The furthest part of the beach, near the cliffs, is known as the backshore and while this is often above sea level, it’s not uncommon to find fossils here. Do keep in mind that, due to falling rocks, this is one of the more dangerous areas to search so be sure to wear appropriate safety gear.
5. Be Aware of the Weather Conditions & Local Tide Times before Heading out
Before you hear out, take the time to check the weather and conditions. If there is any chance of dangerous conditions, wait until another day.
You’ll want to check what time the tide changes and make sure that you aren’t going somewhere that you may get caught out.
6. Be Cautious of Crumbling Cliffs
Many coastlines have a lot of cliffs and while these are beautiful, they can also be incredibly dangerous. Things like landslides are more than possible and even if it’s not a full-on landslide, individual falling rocks are always possible.
If you notice a particularly crumbly cliff then it’s probably wise to steer clear and take your search elsewhere. To be safe, it’s a good idea to wear head protection such as a hard hat.
7. Let Others Know Of Your Exact Location & When You Plan to Return
While we would like to think that our careful planning would be enough to keep us safe, accidents can always happen. For this reason, it’s super important to let someone else know where you are going and what time to expect you back.
You may get caught out by a tide, be injured by a falling rock, or fall and injure yourself, leaving you unable to return home. If someone else knows where you are then sending help can be much easier.

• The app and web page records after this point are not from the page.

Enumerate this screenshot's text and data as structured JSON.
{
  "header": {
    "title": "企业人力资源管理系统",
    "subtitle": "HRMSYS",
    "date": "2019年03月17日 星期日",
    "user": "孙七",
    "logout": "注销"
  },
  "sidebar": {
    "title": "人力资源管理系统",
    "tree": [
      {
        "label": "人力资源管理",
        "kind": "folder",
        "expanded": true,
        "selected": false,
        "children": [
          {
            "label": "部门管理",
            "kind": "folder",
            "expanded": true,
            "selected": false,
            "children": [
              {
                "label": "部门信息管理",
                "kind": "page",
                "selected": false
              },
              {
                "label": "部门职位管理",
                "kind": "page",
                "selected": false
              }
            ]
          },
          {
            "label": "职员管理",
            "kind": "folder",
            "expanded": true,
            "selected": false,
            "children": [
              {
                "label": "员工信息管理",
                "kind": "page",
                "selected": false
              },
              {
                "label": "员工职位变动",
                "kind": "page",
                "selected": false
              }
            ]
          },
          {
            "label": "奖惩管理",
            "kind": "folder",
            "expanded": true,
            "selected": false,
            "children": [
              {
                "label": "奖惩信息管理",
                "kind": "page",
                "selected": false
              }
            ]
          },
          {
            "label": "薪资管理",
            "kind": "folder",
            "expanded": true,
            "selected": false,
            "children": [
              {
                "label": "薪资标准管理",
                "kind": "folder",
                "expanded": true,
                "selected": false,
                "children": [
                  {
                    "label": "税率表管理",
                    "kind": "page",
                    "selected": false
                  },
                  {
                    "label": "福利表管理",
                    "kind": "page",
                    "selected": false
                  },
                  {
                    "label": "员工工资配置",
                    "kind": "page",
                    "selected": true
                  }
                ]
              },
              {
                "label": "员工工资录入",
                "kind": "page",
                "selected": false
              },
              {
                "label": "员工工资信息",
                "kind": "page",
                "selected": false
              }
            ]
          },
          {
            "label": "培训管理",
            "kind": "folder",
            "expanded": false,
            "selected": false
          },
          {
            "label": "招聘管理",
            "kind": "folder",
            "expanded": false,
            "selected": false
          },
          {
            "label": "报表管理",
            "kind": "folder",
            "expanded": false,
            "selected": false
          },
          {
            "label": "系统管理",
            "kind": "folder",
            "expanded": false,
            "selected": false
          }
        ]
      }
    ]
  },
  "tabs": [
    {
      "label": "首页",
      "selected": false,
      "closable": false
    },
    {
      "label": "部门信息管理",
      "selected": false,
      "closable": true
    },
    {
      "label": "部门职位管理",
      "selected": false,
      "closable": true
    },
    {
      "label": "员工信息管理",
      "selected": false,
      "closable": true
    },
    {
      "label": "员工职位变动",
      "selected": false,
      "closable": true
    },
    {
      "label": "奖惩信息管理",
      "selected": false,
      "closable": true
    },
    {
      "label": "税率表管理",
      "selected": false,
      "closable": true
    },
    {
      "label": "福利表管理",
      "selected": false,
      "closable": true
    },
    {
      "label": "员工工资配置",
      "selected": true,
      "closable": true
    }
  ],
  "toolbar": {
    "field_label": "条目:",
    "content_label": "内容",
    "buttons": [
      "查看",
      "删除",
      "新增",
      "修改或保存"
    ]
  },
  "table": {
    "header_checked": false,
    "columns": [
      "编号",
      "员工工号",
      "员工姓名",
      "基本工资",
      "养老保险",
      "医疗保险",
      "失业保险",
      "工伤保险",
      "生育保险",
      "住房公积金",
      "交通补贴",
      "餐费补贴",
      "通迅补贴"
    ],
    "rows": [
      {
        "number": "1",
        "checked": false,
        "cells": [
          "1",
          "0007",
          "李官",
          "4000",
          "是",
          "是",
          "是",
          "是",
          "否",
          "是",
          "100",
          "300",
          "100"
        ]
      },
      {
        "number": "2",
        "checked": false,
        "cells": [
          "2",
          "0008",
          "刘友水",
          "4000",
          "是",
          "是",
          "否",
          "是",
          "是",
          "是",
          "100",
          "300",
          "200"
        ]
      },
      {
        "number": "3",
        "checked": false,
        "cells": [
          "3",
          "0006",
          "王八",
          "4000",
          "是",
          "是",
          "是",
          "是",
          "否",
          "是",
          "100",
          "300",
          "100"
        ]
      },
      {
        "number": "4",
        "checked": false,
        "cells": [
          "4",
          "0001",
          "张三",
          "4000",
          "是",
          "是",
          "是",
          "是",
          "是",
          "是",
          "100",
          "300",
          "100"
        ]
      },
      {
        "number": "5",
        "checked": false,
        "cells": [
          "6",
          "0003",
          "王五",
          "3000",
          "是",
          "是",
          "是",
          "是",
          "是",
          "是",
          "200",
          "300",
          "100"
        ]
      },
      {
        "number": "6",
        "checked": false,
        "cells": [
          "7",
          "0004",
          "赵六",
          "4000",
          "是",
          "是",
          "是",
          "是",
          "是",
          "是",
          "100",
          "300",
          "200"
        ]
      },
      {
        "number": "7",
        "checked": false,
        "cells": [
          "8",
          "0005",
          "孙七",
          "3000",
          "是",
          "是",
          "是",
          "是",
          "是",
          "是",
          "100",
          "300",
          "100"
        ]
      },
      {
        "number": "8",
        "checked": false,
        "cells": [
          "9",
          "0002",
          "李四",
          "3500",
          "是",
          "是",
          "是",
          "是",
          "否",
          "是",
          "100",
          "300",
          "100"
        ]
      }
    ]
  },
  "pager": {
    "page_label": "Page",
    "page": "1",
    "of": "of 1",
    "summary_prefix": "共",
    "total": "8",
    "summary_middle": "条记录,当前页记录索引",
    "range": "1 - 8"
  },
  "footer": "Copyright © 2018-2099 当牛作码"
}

That said, it’s still always a good idea to take your cell phone so you can call for assistance in an emergency. Leave your location on so that you’re even easier to find.